*Your instructions*
Drop the pictures and repeat the remaining data exactly.

Data about app and page elements
————————
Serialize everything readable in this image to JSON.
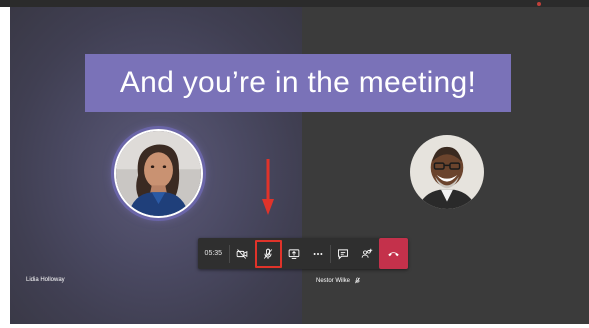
{
  "meeting": {
    "banner_text": "And you’re in the meeting!",
    "participants": [
      {
        "name": "Lidia Holloway",
        "avatar": "photo-woman",
        "muted": false
      },
      {
        "name": "Nestor Wilke",
        "avatar": "photo-man",
        "muted": true
      }
    ]
  },
  "toolbar": {
    "timer": "05:35",
    "buttons": [
      {
        "name": "camera-off",
        "icon": "video-off-icon"
      },
      {
        "name": "microphone-muted",
        "icon": "mic-off-icon",
        "highlighted": true
      },
      {
        "name": "share-screen",
        "icon": "share-screen-icon"
      },
      {
        "name": "more-actions",
        "icon": "ellipsis-icon"
      },
      {
        "name": "show-conversation",
        "icon": "chat-icon"
      },
      {
        "name": "show-participants",
        "icon": "people-add-icon"
      },
      {
        "name": "hang-up",
        "icon": "phone-hangup-icon"
      }
    ]
  },
  "annotation": {
    "icon": "red-arrow-down",
    "color": "#e0332a"
  },
  "colors": {
    "banner": "#7a72b8",
    "hangup": "#c4314b",
    "stage": "#3b3a3a"
  }
}
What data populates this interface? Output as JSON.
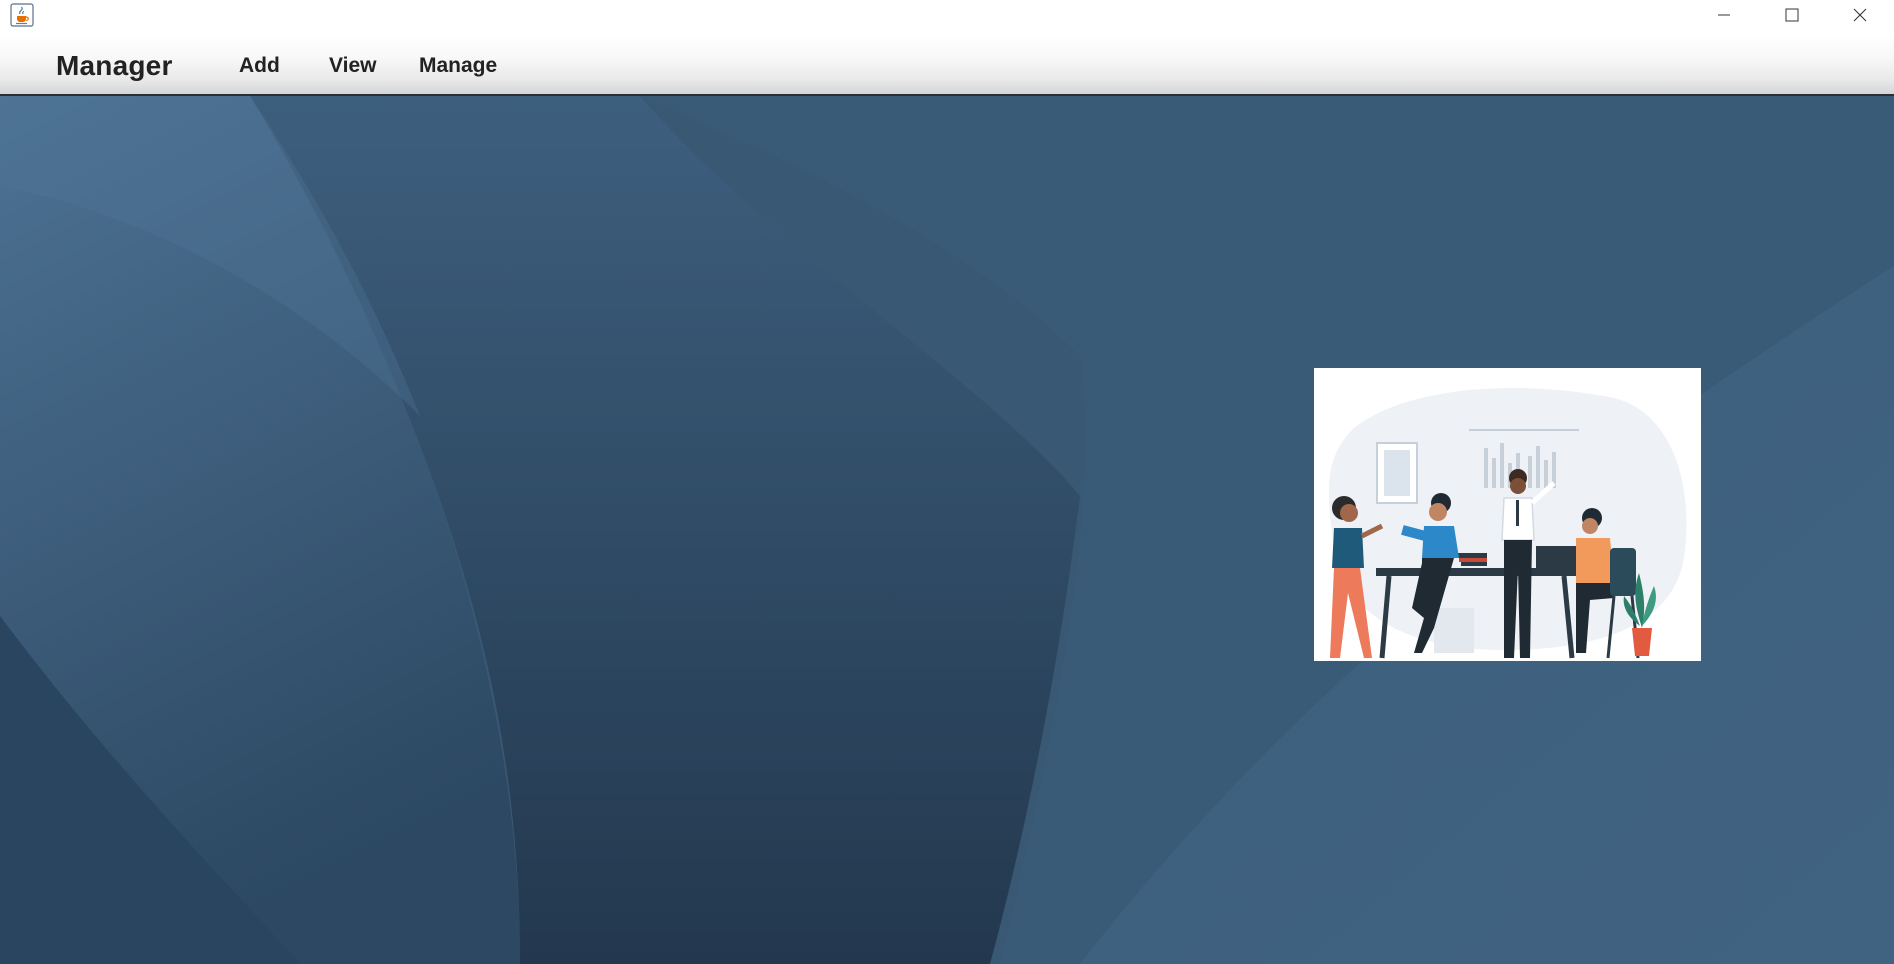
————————
*Answer to this problem*
Serialize everything readable in this image to JSON.
{
  "meeting": {
    "banner_text": "And you’re in the meeting!",
    "participants": [
      {
        "name": "Lidia Holloway",
        "avatar": "photo-woman",
        "muted": false
      },
      {
        "name": "Nestor Wilke",
        "avatar": "photo-man",
        "muted": true
      }
    ]
  },
  "toolbar": {
    "timer": "05:35",
    "buttons": [
      {
        "name": "camera-off",
        "icon": "video-off-icon"
      },
      {
        "name": "microphone-muted",
        "icon": "mic-off-icon",
        "highlighted": true
      },
      {
        "name": "share-screen",
        "icon": "share-screen-icon"
      },
      {
        "name": "more-actions",
        "icon": "ellipsis-icon"
      },
      {
        "name": "show-conversation",
        "icon": "chat-icon"
      },
      {
        "name": "show-participants",
        "icon": "people-add-icon"
      },
      {
        "name": "hang-up",
        "icon": "phone-hangup-icon"
      }
    ]
  },
  "annotation": {
    "icon": "red-arrow-down",
    "color": "#e0332a"
  },
  "colors": {
    "banner": "#7a72b8",
    "hangup": "#c4314b",
    "stage": "#3b3a3a"
  }
}
What data populates this interface? Output as JSON.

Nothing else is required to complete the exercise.